**Task item**. List each line of the data that holds the string "JSON", please.

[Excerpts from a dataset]

"""

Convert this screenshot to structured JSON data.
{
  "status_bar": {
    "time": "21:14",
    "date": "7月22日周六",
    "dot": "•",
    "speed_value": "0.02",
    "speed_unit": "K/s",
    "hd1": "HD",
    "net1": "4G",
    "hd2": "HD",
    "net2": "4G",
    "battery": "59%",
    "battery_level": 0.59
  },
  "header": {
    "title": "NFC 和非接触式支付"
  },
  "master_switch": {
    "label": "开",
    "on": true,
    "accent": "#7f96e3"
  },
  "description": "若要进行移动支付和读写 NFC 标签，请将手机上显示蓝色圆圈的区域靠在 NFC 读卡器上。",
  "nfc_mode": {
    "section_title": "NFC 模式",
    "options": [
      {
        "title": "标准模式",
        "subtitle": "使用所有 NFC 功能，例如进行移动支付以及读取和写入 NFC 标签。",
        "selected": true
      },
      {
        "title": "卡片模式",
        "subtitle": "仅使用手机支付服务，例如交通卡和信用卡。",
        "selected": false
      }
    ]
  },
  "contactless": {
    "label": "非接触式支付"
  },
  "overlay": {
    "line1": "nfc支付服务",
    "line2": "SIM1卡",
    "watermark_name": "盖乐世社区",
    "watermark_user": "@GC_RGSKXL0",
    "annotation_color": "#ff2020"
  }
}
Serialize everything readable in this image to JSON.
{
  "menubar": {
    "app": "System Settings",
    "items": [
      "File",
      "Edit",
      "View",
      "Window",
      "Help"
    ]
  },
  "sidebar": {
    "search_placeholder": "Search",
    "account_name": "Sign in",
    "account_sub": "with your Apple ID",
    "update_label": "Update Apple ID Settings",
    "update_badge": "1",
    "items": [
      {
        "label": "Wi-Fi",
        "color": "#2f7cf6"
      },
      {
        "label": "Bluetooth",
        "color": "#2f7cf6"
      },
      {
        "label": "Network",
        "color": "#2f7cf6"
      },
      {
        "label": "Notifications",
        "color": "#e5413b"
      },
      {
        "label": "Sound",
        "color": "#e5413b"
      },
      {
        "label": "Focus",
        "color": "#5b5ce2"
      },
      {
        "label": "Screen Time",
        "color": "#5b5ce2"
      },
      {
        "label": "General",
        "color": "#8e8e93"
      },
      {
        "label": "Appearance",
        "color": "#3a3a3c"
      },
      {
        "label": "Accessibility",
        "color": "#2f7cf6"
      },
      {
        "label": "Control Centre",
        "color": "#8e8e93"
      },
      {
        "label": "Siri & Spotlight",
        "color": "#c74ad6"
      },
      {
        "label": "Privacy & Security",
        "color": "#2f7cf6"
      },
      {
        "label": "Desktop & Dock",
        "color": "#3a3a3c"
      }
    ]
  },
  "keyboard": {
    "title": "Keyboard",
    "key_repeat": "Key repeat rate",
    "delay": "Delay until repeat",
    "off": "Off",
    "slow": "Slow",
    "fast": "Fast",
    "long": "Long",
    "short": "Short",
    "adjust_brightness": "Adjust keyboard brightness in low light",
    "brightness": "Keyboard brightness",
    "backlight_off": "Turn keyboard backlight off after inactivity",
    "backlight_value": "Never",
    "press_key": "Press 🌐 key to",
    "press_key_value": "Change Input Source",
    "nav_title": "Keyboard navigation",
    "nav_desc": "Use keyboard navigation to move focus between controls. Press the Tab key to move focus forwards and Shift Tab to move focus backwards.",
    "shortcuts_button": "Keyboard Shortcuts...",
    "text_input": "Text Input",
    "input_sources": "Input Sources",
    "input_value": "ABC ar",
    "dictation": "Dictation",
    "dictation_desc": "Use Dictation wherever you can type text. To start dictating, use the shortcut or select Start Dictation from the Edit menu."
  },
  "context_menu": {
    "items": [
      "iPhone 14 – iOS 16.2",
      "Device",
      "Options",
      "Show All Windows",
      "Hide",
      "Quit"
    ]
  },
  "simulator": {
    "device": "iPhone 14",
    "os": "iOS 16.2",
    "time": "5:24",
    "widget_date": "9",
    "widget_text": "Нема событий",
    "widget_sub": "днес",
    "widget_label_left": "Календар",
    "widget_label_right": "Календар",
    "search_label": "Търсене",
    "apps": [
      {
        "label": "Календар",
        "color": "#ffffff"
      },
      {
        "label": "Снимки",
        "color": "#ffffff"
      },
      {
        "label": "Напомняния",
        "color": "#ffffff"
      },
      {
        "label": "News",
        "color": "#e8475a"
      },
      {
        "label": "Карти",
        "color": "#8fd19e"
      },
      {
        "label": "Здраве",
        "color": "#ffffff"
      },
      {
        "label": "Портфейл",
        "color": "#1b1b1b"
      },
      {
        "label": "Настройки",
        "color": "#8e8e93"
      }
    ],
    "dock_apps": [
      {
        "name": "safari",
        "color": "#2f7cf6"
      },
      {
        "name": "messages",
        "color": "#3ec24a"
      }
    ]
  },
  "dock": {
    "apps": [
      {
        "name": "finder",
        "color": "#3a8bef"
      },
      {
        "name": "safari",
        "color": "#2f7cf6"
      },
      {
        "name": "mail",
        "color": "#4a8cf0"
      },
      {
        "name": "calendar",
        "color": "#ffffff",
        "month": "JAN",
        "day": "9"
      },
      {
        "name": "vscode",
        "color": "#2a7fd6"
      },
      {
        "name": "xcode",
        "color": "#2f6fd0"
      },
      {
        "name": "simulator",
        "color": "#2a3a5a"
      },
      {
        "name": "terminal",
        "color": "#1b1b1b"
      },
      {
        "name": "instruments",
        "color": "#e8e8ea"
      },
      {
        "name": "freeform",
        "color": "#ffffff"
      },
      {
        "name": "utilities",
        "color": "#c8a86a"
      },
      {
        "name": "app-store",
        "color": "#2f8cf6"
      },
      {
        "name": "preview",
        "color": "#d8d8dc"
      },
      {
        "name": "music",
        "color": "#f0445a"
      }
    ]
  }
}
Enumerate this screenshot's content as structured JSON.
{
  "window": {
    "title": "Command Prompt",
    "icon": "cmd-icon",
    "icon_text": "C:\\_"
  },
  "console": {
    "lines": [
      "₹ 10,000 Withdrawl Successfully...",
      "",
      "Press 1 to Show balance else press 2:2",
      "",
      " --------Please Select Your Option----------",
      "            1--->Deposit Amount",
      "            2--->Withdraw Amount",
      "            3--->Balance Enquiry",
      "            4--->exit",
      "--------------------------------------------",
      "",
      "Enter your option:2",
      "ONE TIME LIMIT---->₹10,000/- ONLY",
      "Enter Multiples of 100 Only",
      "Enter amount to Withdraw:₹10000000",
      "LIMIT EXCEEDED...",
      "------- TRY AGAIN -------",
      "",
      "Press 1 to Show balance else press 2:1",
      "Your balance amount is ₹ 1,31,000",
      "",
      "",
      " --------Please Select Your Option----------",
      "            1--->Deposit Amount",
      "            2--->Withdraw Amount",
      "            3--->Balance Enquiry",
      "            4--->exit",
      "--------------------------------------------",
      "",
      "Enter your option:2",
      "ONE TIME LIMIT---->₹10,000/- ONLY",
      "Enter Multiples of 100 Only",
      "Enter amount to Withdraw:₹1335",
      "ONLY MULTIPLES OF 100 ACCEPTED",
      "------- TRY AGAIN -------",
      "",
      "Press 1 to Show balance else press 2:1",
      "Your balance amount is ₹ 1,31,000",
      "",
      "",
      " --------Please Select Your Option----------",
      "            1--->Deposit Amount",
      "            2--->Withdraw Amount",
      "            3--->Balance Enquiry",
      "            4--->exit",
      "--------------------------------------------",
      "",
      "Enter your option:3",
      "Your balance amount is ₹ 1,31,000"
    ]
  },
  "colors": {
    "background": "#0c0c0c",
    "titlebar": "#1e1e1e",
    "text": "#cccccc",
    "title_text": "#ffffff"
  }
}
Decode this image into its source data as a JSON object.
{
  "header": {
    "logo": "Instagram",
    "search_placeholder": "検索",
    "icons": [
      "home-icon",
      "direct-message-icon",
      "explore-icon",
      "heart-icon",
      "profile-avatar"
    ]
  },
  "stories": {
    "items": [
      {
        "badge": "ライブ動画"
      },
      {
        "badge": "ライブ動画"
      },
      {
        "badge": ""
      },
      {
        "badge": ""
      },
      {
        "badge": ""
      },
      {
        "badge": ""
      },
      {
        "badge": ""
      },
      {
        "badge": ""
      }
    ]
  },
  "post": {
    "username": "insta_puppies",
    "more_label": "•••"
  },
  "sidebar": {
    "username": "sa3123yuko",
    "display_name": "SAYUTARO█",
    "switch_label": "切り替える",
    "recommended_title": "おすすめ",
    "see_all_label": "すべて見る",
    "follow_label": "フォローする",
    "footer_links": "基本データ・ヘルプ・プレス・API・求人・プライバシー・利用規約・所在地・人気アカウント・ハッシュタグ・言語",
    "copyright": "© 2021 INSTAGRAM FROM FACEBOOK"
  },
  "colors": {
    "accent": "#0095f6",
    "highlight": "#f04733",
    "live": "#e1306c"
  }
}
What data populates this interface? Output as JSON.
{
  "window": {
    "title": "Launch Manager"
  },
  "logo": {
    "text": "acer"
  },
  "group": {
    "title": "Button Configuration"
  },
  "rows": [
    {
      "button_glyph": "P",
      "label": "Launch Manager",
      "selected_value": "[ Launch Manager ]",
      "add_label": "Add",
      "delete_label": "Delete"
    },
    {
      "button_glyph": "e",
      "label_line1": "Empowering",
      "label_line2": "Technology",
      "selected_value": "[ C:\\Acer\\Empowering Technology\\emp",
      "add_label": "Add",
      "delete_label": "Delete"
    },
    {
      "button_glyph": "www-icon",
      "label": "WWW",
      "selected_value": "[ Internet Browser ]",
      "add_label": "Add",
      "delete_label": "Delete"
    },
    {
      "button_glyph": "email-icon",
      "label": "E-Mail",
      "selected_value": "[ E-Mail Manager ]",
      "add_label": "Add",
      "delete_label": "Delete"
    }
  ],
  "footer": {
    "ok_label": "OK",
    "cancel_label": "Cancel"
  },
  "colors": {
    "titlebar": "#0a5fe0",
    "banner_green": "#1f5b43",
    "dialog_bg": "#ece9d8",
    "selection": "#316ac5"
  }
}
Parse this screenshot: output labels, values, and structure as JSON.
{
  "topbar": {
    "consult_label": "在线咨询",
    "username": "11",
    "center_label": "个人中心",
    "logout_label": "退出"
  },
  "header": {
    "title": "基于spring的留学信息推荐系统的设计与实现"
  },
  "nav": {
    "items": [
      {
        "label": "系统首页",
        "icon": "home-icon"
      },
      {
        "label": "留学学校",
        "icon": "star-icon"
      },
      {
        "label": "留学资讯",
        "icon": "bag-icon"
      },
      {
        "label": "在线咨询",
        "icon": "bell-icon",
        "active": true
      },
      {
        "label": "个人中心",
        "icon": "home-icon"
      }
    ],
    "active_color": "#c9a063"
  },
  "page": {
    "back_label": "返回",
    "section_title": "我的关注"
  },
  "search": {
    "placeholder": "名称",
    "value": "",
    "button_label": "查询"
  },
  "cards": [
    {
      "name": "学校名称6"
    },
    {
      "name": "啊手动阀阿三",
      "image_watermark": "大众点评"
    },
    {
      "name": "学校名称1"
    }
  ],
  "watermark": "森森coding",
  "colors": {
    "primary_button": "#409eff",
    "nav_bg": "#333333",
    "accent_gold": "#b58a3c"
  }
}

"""

**Response to the task**.
Convert this screenshot to structured JSON data.
Serialize everything readable in this image to JSON.
Enumerate this screenshot's content as structured JSON.
Decode this image into its source data as a JSON object.
What data populates this interface? Output as JSON.
Parse this screenshot: output labels, values, and structure as JSON.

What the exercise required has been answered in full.